= What to work on =
Report the lines of the material that carry the string "this".

========================================================================

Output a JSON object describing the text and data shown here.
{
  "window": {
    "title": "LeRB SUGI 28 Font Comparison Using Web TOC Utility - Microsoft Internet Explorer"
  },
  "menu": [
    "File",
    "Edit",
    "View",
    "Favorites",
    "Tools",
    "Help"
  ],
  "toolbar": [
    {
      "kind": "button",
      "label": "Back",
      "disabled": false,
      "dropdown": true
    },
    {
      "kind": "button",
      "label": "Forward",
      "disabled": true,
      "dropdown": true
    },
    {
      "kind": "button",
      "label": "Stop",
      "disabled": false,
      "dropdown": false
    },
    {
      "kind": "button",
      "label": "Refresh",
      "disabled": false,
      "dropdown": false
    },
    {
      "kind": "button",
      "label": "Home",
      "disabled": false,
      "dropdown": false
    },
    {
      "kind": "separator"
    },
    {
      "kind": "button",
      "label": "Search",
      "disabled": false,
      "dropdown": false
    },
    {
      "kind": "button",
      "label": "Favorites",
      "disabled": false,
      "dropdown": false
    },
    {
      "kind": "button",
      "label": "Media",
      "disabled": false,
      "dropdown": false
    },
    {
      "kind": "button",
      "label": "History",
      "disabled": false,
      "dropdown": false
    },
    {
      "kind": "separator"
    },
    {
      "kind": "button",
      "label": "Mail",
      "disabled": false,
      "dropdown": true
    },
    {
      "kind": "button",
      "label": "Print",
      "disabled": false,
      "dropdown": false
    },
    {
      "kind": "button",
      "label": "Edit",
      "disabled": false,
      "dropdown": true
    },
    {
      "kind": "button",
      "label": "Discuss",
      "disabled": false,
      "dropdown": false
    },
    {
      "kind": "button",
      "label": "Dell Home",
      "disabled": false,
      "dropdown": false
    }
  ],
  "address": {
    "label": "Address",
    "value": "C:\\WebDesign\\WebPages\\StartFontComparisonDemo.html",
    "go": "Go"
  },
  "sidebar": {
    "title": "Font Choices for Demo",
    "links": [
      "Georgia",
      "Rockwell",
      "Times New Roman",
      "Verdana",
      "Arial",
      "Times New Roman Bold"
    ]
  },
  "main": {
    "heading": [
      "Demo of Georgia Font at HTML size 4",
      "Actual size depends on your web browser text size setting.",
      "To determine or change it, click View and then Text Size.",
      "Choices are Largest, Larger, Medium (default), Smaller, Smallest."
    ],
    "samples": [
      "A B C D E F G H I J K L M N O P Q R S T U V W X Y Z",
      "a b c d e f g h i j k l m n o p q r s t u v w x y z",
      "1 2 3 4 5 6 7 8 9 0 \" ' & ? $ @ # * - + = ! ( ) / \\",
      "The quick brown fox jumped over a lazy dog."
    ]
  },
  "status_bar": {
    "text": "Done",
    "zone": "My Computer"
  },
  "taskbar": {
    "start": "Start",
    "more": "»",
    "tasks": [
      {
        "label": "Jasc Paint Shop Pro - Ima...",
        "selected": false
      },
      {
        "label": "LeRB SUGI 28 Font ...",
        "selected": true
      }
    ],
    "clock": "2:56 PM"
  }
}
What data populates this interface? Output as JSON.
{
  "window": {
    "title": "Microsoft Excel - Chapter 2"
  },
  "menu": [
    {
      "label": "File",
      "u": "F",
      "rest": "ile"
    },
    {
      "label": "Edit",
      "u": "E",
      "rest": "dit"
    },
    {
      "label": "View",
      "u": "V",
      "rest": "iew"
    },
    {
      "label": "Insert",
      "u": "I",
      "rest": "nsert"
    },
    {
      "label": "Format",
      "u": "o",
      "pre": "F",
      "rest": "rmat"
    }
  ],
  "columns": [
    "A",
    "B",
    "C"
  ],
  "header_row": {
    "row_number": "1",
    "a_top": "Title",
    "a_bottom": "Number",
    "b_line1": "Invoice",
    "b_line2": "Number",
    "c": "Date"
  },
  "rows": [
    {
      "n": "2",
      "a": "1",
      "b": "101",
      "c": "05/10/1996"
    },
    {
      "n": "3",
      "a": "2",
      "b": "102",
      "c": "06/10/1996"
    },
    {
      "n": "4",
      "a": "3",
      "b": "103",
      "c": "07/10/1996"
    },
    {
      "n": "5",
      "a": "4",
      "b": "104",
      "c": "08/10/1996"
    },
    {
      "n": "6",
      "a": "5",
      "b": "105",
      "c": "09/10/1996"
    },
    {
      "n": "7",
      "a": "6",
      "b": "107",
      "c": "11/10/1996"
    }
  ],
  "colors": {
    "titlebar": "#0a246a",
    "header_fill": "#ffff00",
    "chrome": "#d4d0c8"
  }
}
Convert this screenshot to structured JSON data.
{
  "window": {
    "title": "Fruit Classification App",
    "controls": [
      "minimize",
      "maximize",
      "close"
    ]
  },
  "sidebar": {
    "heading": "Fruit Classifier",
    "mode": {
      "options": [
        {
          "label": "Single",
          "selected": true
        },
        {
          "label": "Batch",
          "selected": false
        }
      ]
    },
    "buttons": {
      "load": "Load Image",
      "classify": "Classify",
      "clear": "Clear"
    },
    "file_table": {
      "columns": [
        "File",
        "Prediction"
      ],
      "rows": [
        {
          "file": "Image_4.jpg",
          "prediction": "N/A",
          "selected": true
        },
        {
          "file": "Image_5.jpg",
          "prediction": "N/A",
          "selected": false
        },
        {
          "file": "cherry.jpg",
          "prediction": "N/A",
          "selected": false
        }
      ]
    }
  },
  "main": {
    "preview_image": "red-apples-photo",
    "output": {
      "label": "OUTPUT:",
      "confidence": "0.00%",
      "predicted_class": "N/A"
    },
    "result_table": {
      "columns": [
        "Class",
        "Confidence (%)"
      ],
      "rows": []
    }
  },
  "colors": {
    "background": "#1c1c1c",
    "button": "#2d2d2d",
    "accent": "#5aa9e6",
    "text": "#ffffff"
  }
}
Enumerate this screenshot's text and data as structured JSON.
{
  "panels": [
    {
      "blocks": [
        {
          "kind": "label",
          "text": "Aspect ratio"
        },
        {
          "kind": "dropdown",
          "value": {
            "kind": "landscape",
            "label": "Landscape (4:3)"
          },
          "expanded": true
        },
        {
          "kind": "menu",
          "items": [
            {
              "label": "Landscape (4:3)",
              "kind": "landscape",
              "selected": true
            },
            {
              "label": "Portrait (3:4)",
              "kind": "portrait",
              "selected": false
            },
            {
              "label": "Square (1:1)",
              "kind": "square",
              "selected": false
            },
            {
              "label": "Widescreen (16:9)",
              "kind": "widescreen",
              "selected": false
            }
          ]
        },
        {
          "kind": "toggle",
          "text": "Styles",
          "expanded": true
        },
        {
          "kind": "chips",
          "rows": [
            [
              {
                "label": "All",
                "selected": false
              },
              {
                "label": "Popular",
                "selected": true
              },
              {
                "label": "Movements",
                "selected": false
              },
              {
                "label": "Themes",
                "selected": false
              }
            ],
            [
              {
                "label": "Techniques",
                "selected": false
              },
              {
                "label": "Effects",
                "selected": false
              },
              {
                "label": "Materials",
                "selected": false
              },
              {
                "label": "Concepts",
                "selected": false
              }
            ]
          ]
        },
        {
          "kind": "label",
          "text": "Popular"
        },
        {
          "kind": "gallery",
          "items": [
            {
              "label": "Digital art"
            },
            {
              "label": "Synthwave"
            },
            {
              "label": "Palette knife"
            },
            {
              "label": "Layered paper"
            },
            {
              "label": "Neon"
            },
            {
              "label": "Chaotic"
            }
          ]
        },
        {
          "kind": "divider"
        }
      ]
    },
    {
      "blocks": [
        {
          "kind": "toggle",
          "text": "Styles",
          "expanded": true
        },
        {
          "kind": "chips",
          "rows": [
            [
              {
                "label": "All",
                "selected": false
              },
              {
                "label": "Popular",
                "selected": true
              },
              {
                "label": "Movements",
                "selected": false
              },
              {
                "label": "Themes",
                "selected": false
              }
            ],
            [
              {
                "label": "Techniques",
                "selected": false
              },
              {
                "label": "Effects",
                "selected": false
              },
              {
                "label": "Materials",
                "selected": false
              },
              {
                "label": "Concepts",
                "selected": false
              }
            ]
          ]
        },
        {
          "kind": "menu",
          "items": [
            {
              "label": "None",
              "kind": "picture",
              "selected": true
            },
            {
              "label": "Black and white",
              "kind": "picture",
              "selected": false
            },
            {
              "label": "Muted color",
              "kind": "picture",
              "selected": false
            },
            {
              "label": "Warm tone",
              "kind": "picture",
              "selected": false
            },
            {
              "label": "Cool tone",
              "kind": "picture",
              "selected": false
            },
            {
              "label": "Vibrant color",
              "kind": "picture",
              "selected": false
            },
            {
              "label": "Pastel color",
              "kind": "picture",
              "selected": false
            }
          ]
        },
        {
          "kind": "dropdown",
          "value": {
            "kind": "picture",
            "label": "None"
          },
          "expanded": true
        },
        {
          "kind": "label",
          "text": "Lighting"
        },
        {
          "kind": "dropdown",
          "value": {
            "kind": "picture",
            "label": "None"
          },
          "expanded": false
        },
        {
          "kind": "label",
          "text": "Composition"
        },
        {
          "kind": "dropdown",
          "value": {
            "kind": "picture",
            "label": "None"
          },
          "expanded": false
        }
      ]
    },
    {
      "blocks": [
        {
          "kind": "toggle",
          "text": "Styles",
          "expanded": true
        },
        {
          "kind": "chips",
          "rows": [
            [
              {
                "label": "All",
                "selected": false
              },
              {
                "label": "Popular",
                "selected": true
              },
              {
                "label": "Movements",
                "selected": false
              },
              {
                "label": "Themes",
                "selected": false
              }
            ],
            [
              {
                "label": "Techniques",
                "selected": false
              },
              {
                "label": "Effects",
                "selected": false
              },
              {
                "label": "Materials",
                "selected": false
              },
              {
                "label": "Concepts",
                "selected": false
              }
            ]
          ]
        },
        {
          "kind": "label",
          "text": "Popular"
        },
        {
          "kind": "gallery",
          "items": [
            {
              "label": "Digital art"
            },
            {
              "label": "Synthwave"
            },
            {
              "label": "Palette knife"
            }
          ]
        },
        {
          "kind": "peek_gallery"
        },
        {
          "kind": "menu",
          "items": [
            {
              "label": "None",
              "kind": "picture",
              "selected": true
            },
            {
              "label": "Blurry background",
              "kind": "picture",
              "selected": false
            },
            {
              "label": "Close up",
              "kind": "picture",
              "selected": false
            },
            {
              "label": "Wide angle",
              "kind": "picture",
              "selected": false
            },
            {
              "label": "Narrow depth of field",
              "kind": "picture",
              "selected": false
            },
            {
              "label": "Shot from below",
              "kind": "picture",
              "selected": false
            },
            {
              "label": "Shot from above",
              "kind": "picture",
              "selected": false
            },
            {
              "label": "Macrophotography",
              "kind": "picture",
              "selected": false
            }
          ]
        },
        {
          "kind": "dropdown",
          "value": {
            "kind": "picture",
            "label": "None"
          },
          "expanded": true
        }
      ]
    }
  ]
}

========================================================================

= Your response =
What data populates this interface? Output as JSON.
Convert this screenshot to structured JSON data.
Enumerate this screenshot's text and data as structured JSON.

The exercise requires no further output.